## [Available data]
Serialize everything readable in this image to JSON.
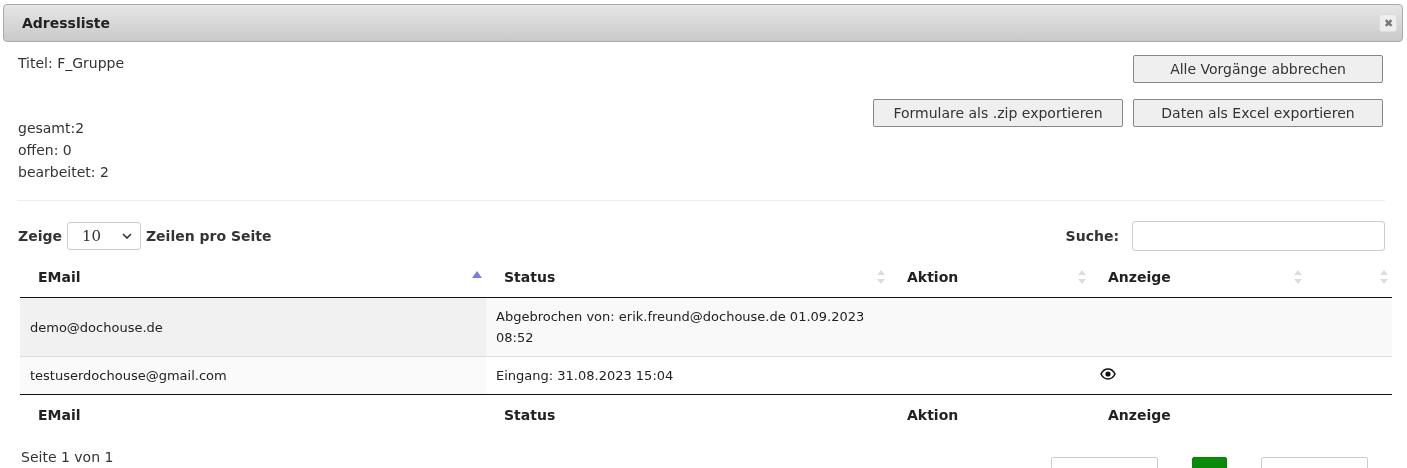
{
  "window": {
    "title": "Adressliste",
    "close": "✖"
  },
  "info": {
    "title": "Titel: F_Gruppe",
    "stats": [
      "gesamt:2",
      "offen: 0",
      "bearbeitet: 2"
    ]
  },
  "buttons": [
    {
      "label": "Alle Vorgänge abbrechen"
    },
    {
      "label": "Formulare als .zip exportieren"
    },
    {
      "label": "Daten als Excel exportieren"
    }
  ],
  "length": {
    "before": "Zeige",
    "value": "10",
    "after": "Zeilen pro Seite"
  },
  "search": {
    "label": "Suche:"
  },
  "table": {
    "columns": [
      {
        "label": "EMail",
        "sorted": true
      },
      {
        "label": "Status",
        "sorted": false
      },
      {
        "label": "Aktion",
        "sorted": false
      },
      {
        "label": "Anzeige",
        "sorted": false
      },
      {
        "sorted": false
      }
    ],
    "rows": [
      {
        "cells": [
          "demo@dochouse.de",
          "Abgebrochen von: erik.freund@dochouse.de 01.09.2023 08:52"
        ],
        "view": false
      },
      {
        "cells": [
          "testuserdochouse@gmail.com",
          "Eingang: 31.08.2023 15:04"
        ],
        "view": true
      }
    ],
    "footer": [
      "EMail",
      "Status",
      "Aktion",
      "Anzeige"
    ]
  },
  "page_info": "Seite 1 von 1",
  "pagination": [
    {
      "selected": false
    },
    {
      "selected": true
    },
    {
      "selected": false
    }
  ]
}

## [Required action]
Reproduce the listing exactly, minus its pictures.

## [Response for this exercise]
Serialize everything readable in this image to JSON.
{
  "window": {
    "title": "Adressliste",
    "close": "✖"
  },
  "info": {
    "title": "Titel: F_Gruppe",
    "stats": [
      "gesamt:2",
      "offen: 0",
      "bearbeitet: 2"
    ]
  },
  "buttons": [
    {
      "label": "Alle Vorgänge abbrechen"
    },
    {
      "label": "Formulare als .zip exportieren"
    },
    {
      "label": "Daten als Excel exportieren"
    }
  ],
  "length": {
    "before": "Zeige",
    "value": "10",
    "after": "Zeilen pro Seite"
  },
  "search": {
    "label": "Suche:"
  },
  "table": {
    "columns": [
      {
        "label": "EMail",
        "sorted": true
      },
      {
        "label": "Status",
        "sorted": false
      },
      {
        "label": "Aktion",
        "sorted": false
      },
      {
        "label": "Anzeige",
        "sorted": false
      },
      {
        "sorted": false
      }
    ],
    "rows": [
      {
        "cells": [
          "demo@dochouse.de",
          "Abgebrochen von: erik.freund@dochouse.de 01.09.2023 08:52"
        ],
        "view": false
      },
      {
        "cells": [
          "testuserdochouse@gmail.com",
          "Eingang: 31.08.2023 15:04"
        ],
        "view": true
      }
    ],
    "footer": [
      "EMail",
      "Status",
      "Aktion",
      "Anzeige"
    ]
  },
  "page_info": "Seite 1 von 1",
  "pagination": [
    {
      "selected": false
    },
    {
      "selected": true
    },
    {
      "selected": false
    }
  ]
}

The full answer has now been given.